## Required action
Needed from the data below: all lines that contain the word "value".

Stored data:
==*==

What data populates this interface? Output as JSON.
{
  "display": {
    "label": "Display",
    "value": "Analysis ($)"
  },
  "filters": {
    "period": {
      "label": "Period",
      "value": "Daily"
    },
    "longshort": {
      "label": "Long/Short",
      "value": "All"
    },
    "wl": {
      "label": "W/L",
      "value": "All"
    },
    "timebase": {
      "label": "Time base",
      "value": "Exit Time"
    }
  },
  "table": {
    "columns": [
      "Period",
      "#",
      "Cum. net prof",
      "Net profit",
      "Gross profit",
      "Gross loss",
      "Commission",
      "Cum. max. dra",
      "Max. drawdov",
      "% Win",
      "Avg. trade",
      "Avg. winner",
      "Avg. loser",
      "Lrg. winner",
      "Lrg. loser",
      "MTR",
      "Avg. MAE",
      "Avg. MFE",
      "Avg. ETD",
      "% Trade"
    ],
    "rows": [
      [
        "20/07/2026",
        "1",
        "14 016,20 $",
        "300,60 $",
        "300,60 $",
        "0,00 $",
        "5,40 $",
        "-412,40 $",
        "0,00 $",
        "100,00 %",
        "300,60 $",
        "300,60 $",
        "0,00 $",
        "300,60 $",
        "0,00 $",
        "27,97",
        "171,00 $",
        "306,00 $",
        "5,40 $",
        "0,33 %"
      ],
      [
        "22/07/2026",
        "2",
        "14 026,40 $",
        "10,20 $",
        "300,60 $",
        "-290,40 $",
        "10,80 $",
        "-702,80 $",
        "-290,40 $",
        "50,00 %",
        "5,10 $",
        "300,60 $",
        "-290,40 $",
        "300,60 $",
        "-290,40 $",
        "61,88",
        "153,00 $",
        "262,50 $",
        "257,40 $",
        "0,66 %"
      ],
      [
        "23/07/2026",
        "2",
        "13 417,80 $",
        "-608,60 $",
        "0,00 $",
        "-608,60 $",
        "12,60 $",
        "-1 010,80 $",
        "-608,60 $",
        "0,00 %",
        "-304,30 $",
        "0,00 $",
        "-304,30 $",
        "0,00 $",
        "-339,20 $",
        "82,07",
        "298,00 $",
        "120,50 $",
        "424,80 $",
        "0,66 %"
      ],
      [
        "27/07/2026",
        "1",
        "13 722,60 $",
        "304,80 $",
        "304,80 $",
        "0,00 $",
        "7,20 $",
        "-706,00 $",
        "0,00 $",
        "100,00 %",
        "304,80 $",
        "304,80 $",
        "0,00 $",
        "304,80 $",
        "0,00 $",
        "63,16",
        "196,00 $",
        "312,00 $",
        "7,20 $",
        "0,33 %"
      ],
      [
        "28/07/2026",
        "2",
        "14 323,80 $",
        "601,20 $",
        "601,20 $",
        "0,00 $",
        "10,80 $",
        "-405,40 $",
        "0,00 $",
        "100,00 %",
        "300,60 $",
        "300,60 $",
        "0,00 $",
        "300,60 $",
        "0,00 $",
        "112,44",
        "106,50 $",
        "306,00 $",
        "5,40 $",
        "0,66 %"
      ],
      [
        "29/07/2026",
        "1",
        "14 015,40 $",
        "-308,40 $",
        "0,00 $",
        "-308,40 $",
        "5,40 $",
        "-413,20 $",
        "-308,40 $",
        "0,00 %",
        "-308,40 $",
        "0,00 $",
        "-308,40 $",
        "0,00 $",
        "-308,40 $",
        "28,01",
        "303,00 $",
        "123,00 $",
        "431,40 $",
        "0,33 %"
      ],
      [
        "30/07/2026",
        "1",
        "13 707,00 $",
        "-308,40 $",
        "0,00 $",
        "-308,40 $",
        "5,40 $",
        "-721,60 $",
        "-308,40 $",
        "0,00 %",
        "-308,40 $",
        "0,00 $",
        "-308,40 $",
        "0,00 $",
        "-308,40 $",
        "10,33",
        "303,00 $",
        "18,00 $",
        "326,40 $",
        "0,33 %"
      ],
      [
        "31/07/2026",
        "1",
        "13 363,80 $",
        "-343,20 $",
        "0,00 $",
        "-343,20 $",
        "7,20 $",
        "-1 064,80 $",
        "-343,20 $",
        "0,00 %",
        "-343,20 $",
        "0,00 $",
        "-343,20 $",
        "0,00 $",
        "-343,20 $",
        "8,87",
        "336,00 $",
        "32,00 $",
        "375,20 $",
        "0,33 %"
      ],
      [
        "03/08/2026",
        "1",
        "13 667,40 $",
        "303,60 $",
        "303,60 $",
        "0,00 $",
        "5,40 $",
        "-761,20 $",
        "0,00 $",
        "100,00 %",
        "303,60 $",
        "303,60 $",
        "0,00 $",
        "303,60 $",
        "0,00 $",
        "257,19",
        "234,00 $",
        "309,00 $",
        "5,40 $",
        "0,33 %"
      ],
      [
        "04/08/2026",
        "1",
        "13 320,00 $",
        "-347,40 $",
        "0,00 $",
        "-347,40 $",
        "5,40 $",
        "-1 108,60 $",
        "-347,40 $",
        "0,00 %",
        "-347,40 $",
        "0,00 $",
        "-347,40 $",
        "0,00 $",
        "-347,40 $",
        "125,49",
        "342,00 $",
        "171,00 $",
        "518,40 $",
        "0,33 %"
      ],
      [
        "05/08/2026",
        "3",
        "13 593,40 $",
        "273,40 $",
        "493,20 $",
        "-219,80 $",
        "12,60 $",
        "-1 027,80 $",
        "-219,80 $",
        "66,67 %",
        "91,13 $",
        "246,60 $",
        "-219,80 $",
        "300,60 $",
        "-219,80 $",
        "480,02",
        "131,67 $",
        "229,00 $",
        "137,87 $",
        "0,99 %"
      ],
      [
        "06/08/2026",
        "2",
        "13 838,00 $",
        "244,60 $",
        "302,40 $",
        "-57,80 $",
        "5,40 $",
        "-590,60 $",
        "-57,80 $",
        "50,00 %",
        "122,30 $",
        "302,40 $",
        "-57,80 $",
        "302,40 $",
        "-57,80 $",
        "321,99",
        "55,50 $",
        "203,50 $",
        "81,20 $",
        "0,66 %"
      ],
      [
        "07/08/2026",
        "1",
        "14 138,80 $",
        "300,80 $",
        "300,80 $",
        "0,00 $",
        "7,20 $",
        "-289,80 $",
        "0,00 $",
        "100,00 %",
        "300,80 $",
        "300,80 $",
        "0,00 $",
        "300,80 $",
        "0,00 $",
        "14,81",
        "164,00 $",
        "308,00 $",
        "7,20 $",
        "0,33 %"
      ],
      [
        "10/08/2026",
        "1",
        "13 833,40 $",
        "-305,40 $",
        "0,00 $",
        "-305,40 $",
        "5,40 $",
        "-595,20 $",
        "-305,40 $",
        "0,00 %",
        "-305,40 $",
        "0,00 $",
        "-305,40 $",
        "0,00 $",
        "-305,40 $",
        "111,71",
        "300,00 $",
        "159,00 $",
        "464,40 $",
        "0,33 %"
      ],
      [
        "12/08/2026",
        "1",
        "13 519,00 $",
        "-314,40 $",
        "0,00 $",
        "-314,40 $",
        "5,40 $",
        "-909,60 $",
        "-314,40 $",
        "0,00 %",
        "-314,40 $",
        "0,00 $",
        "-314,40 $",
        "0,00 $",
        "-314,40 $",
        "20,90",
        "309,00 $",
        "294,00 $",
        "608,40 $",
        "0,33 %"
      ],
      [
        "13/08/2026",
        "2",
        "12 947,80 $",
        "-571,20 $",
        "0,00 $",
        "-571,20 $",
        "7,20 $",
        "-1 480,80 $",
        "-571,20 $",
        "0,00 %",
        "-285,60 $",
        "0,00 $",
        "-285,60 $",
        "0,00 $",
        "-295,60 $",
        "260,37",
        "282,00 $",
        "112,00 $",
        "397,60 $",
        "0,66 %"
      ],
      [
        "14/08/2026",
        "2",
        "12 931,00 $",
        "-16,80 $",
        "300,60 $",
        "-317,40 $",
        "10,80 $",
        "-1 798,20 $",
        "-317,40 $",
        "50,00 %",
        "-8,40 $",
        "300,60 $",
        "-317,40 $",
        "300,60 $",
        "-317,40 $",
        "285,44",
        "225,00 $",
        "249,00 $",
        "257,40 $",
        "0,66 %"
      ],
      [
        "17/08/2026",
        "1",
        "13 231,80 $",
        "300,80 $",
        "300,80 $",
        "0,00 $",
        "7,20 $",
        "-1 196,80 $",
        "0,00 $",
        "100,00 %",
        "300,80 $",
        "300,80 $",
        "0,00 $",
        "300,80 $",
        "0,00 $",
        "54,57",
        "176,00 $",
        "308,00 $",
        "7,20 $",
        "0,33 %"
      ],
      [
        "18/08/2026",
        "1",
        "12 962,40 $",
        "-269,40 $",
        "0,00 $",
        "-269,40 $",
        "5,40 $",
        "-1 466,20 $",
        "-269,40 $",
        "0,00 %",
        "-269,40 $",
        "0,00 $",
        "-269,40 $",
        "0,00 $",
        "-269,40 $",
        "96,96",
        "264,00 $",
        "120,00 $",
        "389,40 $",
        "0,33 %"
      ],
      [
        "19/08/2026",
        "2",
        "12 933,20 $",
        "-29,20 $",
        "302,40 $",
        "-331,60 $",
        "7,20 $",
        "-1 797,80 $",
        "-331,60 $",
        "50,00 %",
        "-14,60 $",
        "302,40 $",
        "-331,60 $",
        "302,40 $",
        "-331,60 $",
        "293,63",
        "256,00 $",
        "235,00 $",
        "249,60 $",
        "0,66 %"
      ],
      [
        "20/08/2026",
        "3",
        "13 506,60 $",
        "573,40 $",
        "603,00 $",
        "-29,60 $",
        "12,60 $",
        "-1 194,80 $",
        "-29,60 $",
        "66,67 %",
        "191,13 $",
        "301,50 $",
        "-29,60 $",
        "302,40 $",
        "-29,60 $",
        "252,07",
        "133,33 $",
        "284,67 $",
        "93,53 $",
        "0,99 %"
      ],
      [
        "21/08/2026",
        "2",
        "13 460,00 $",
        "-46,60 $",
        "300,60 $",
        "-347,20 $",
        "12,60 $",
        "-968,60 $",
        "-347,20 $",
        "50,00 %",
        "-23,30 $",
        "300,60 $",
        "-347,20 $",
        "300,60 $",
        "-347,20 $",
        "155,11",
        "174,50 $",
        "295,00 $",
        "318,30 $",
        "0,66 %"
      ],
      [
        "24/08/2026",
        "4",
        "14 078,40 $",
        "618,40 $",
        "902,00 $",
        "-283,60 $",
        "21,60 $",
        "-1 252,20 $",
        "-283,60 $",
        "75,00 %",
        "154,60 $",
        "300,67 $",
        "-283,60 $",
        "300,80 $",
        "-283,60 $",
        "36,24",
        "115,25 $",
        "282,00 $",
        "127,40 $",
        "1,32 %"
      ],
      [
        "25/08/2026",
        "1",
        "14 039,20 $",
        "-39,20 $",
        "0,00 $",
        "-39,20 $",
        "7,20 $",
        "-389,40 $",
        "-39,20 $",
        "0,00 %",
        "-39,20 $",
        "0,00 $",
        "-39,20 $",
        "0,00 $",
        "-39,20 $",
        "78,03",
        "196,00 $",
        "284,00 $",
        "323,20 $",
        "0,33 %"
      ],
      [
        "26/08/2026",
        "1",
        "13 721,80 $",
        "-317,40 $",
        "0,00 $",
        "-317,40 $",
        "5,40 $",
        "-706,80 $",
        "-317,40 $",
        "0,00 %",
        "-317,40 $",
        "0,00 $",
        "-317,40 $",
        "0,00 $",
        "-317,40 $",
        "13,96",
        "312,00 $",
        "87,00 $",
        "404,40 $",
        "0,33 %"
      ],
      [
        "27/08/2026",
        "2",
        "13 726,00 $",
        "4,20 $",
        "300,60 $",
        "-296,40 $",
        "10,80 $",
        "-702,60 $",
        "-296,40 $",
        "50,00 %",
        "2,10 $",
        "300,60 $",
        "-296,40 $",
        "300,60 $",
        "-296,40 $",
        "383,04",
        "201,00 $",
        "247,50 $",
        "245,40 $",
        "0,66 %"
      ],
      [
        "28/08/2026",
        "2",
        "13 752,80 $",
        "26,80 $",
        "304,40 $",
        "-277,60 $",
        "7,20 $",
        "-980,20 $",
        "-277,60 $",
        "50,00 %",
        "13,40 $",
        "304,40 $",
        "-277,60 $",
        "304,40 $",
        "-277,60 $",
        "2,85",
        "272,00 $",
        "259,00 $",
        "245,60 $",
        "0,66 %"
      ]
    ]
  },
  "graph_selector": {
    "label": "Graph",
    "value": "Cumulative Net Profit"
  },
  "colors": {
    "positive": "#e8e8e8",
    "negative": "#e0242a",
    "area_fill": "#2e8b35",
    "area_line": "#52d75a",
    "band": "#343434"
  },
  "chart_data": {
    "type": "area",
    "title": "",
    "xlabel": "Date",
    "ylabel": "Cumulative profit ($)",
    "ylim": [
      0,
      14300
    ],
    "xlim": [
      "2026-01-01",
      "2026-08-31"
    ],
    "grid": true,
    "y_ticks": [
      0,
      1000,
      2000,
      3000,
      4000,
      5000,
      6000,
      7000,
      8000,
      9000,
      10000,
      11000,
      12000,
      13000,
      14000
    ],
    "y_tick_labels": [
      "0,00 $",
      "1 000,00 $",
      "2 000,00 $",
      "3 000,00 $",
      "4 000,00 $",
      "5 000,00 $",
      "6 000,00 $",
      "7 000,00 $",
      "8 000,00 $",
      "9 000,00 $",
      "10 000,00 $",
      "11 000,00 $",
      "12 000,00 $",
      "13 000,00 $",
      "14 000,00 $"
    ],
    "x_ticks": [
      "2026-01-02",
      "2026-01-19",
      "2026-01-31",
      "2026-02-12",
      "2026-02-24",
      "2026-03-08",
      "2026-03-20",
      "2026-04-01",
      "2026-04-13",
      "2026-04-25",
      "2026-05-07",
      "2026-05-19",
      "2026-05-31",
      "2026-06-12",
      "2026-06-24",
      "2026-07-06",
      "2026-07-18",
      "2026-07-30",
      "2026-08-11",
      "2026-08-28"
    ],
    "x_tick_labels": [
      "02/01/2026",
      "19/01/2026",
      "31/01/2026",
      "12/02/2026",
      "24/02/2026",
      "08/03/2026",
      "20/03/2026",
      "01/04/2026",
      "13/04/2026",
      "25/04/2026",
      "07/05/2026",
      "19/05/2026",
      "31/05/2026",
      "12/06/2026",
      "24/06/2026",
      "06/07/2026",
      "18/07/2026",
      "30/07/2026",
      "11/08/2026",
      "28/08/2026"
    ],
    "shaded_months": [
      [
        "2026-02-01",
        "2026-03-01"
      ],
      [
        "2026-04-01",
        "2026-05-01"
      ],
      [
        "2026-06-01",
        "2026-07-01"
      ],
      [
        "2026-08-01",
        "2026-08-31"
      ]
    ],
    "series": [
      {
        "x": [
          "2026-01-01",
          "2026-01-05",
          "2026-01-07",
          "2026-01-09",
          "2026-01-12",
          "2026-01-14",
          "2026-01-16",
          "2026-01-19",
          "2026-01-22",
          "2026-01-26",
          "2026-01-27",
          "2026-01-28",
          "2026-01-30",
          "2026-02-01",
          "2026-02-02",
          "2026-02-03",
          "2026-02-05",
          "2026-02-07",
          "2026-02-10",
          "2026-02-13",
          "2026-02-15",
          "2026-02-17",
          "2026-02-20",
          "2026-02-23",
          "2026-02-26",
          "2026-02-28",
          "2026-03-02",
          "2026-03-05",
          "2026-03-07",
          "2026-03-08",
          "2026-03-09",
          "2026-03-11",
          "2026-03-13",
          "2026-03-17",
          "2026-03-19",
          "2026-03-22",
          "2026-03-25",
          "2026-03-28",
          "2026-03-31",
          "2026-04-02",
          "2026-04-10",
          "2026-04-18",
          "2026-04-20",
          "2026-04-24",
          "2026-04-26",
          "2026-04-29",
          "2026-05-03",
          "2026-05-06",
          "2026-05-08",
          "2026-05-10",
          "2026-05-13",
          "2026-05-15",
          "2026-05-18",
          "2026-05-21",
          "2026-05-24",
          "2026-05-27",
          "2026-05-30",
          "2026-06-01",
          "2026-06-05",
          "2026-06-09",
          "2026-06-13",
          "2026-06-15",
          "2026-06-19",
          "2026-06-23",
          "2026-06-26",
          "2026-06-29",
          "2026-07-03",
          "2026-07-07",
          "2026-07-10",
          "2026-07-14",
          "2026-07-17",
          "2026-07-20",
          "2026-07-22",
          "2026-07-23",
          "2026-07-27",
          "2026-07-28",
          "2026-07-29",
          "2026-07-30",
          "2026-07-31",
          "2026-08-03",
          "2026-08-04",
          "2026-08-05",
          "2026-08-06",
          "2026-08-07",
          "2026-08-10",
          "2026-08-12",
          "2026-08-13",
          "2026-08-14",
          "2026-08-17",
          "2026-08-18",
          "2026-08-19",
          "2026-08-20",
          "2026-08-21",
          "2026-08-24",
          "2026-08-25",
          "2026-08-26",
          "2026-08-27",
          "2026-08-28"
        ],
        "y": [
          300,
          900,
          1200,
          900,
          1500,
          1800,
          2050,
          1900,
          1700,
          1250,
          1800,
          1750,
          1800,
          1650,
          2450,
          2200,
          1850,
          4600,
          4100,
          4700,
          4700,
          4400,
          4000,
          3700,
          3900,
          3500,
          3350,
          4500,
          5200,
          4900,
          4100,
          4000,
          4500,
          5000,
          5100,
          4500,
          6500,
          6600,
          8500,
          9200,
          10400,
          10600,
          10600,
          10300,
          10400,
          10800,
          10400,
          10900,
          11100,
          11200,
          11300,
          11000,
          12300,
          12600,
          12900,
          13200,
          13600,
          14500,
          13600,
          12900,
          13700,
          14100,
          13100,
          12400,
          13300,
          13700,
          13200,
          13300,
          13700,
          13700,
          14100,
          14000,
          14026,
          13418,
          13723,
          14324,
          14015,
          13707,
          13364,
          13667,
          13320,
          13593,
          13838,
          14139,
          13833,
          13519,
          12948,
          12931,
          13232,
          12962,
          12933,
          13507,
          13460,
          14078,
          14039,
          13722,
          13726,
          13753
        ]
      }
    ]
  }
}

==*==

## Solved problem
    "value": "Analysis ($)"
      "value": "Daily"
      "value": "All"
      "value": "All"
      "value": "Exit Time"
    "value": "Cumulative Net Profit"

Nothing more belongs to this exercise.